I joined the writing community last year, during a period of peaked interest for diverse and inclusive voices. However, it seemed to me there was some confusion between what white creators should/could and shouldn’t/couldn’t write about non-white characters.
While there was heavy focus on being diverse in writing, it seemed there wasn’t a clear understanding on how to do so. There was a grey area in which white creators seemed almost alienated through fear of not knowing how to ask questions without fear of offence. I felt this through conversations with other writers and readers, when either asking me to be a sensitivity reader or commenting on posts I’d made. They thanked me for answering their questions and my openness about racial inclusion allowed them to question with respect, but without apprehension.
Firstly, I’m not claiming to be the figurehead or point of reference to what will or will not be considered offensive to all Black and Indigenous People of Colour (BIPOC) or even Asian American and Pacific Islanders (AAPI). This is simply my take on how all creators can work towards writing better characters outside of their own race. This piece will of course be heavy on the black experience as this is my background, but if my perspective can help other writers, both white and non-white, then that’s even better.
Being accountable for ones’ actions should always be a focus whether in writing or everyday life. The purpose of this blog is to highlight what I think are two major points to be considered when writing about race: intent and purpose.
Before going into that though, I can admit that as a black writer, I don’t worry about offending white readers with my work. This is largely because – whether admitted or not – there is a privilege in there seemingly being no way to damagingly depict white characters in a negative light, based solely on race. That bold part is important.
While non-white characters’ fight stereotypes that pigeon hole them into various roles, white characters can be ‘the dumb jock’ or ‘the slutty blonde’, for example, but those negative stereotypes don’t stop them being the hero of the story or have an ongoing negative impact on the white character that comes after them. They can always redeem themselves where unfortunately, the black teenage drug dealer or busty, lustful Latina cannot.
This is why it’s important to create more in depth, multi-faceted non-white characters but, how do we do this?
Let’s go back to the two main points then: intent and purpose. If choosing to include a character or characters from a race other than your own, try answering some of the questions below and see what takes shape:
What is your intention in creating this ethnic/racially diverse character?
What is their purpose in the story?
Are you trying to be inclusive for inclusive sake?
Do you feel personally inclined to include them or do you feel pressured into it?
Is there a cultural/world building element to including this person?
Will your story make an issue of their race in an ongoing negative light?
Depending on your answers, I suspect it will become pretty obvious whether your intent for this character is positively motivated or not. That’s not to say anyone ever has ill intent but if for example, your answer to the last question is yes and there is no real purpose for that, then you may need to re think your intent.
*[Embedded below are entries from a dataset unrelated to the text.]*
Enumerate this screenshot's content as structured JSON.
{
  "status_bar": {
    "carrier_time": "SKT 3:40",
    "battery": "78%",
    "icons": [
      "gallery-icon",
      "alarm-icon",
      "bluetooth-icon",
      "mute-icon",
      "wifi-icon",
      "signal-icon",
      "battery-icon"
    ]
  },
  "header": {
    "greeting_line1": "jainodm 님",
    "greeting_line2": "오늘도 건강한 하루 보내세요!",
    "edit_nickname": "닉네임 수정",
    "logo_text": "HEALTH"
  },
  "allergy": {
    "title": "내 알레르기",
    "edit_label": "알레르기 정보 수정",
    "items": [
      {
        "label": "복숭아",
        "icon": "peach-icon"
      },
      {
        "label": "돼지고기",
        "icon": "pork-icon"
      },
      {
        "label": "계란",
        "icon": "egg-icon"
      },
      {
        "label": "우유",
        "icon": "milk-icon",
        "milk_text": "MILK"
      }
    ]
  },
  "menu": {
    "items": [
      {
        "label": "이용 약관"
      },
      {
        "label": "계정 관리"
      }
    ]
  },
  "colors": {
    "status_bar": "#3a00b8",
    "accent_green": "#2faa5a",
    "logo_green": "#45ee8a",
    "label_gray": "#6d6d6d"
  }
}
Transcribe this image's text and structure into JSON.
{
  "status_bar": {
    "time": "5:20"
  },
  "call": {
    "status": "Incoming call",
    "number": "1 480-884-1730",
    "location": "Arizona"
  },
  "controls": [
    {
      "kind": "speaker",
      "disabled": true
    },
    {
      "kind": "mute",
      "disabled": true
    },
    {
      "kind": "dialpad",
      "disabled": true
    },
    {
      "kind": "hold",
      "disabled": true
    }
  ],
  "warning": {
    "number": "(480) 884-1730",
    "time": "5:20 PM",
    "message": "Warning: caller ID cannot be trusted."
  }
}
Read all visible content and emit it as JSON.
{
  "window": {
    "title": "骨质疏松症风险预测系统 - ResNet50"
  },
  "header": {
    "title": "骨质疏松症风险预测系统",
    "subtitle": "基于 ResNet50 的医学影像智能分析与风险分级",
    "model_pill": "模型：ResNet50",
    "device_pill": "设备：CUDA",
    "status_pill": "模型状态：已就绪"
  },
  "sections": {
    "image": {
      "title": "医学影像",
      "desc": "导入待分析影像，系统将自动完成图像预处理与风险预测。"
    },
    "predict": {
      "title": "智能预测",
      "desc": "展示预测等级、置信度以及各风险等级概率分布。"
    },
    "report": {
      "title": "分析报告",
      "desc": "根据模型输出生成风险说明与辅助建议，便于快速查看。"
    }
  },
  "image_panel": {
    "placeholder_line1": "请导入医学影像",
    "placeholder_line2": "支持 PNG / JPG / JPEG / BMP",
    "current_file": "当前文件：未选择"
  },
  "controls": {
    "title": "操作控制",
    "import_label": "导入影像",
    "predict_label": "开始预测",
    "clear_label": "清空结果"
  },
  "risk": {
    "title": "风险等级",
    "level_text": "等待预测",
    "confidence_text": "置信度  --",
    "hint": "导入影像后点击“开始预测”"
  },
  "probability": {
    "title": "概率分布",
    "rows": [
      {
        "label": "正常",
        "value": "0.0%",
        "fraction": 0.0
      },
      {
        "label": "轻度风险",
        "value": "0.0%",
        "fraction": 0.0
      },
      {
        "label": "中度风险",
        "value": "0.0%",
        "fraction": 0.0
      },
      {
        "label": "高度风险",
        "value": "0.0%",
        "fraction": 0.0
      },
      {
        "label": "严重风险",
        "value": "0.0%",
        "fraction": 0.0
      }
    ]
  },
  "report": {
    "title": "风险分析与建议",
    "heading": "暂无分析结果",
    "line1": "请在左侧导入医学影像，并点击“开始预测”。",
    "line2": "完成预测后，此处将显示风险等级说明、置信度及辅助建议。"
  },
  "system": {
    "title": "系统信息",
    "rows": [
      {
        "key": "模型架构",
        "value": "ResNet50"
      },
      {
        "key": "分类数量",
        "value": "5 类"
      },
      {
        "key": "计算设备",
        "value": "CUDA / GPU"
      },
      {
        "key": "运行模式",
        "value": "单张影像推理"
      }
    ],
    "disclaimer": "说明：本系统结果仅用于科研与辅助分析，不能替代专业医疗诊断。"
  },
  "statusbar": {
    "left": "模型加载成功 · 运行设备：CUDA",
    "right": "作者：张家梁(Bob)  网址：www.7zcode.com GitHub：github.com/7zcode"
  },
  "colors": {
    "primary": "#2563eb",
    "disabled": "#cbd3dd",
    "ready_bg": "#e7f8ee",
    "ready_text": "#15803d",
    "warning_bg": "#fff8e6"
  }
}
What I would hope, is that there are ethnically diverse characters in your stories simply because that’s the way your world is (if we’re talking Fantasy of course) and this character happens to display that. If so, great. If not, take a moment to think about your intentions for this character and the purpose for including them in your story.
If your intent is positive and justified both by your own thinking and that of your stories purpose/world building, a lot of your concerns might not actually be a problem. If, when writing about a white character, you never mention them going to the salon, why would you consider doing so for a black character and creating a scenario that a) might cause offence or b) makes no difference to the story?